──────── Provided information

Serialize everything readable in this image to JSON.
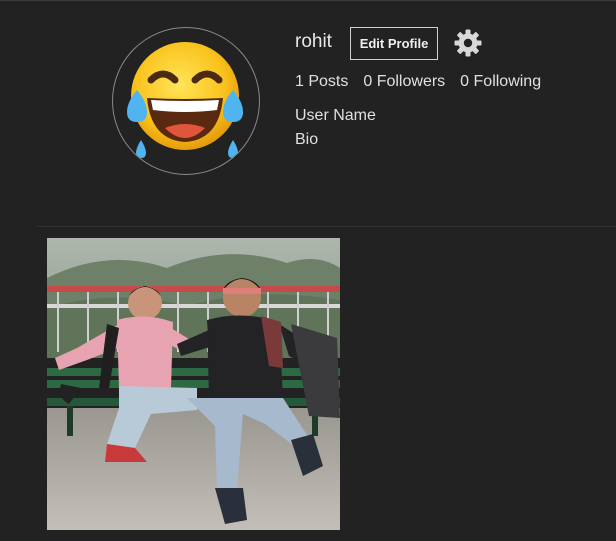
{
  "profile": {
    "username": "rohit",
    "edit_label": "Edit Profile",
    "real_name": "User Name",
    "bio": "Bio",
    "avatar_icon": "laughing-tears-emoji"
  },
  "stats": {
    "posts": "1 Posts",
    "followers": "0 Followers",
    "following": "0 Following"
  },
  "settings_icon": "gear-icon",
  "posts": [
    {
      "kind": "photo",
      "subject": "two-friends-on-bench"
    }
  ],
  "colors": {
    "background": "#222222",
    "text": "#e6e6e6",
    "border": "#d0d0d0"
  }
}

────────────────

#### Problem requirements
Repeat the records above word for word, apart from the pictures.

#### Result of this task
Serialize everything readable in this image to JSON.
{
  "profile": {
    "username": "rohit",
    "edit_label": "Edit Profile",
    "real_name": "User Name",
    "bio": "Bio",
    "avatar_icon": "laughing-tears-emoji"
  },
  "stats": {
    "posts": "1 Posts",
    "followers": "0 Followers",
    "following": "0 Following"
  },
  "settings_icon": "gear-icon",
  "posts": [
    {
      "kind": "photo",
      "subject": "two-friends-on-bench"
    }
  ],
  "colors": {
    "background": "#222222",
    "text": "#e6e6e6",
    "border": "#d0d0d0"
  }
}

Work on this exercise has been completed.